## Action item
Pick out all lines with the word "icon" from the records that follow.

## Extracted records

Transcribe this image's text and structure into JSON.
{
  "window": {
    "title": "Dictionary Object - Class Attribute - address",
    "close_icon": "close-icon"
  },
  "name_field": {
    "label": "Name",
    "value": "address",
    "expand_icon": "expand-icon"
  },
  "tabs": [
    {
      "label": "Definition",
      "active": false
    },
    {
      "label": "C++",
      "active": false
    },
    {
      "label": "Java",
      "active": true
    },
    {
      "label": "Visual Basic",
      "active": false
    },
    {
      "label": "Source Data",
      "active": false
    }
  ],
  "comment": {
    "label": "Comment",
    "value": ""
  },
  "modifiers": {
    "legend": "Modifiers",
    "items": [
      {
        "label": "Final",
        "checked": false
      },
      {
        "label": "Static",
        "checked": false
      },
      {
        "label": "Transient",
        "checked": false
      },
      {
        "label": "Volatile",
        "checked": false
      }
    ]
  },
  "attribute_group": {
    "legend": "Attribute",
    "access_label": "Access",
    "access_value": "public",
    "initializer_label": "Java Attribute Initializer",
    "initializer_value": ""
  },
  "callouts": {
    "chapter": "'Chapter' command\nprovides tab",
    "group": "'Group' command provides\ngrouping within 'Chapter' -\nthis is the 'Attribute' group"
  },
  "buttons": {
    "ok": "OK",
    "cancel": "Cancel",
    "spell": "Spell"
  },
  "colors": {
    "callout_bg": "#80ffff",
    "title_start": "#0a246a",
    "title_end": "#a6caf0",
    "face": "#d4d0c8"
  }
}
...
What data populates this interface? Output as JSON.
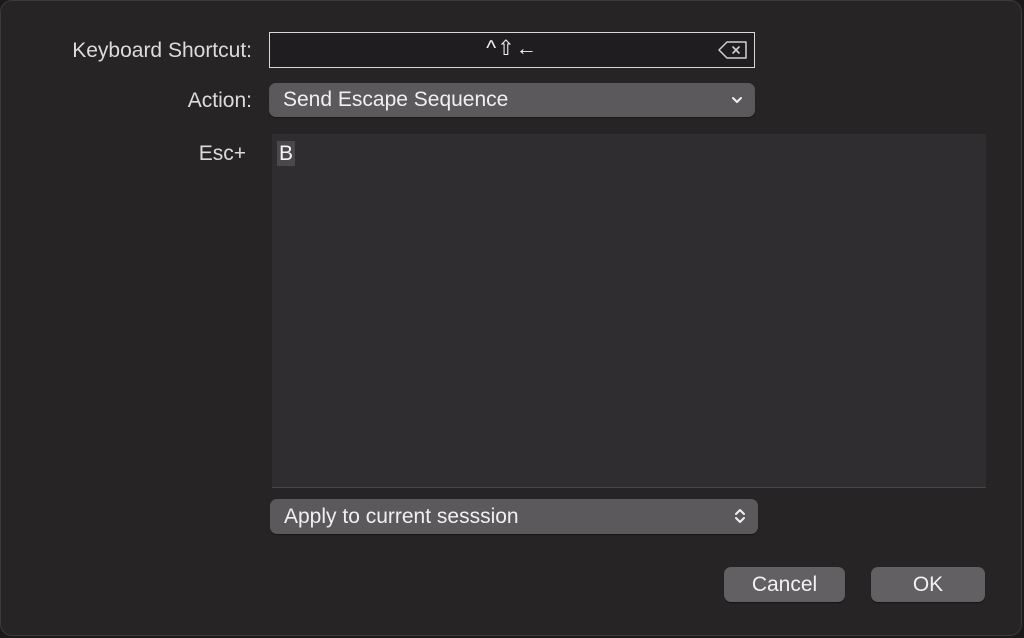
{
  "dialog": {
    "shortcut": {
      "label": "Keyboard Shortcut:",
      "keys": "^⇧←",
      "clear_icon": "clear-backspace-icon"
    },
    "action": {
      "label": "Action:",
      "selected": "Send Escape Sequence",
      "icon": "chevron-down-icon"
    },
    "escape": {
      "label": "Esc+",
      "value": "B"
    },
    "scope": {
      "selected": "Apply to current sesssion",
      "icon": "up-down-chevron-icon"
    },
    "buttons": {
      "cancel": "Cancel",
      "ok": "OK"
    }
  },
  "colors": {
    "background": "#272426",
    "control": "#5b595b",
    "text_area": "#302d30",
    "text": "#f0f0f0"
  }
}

## Exercise response
    "close_icon": "close-icon"
    "expand_icon": "expand-icon"
      "clear_icon": "clear-backspace-icon"
      "icon": "chevron-down-icon"
      "icon": "up-down-chevron-icon"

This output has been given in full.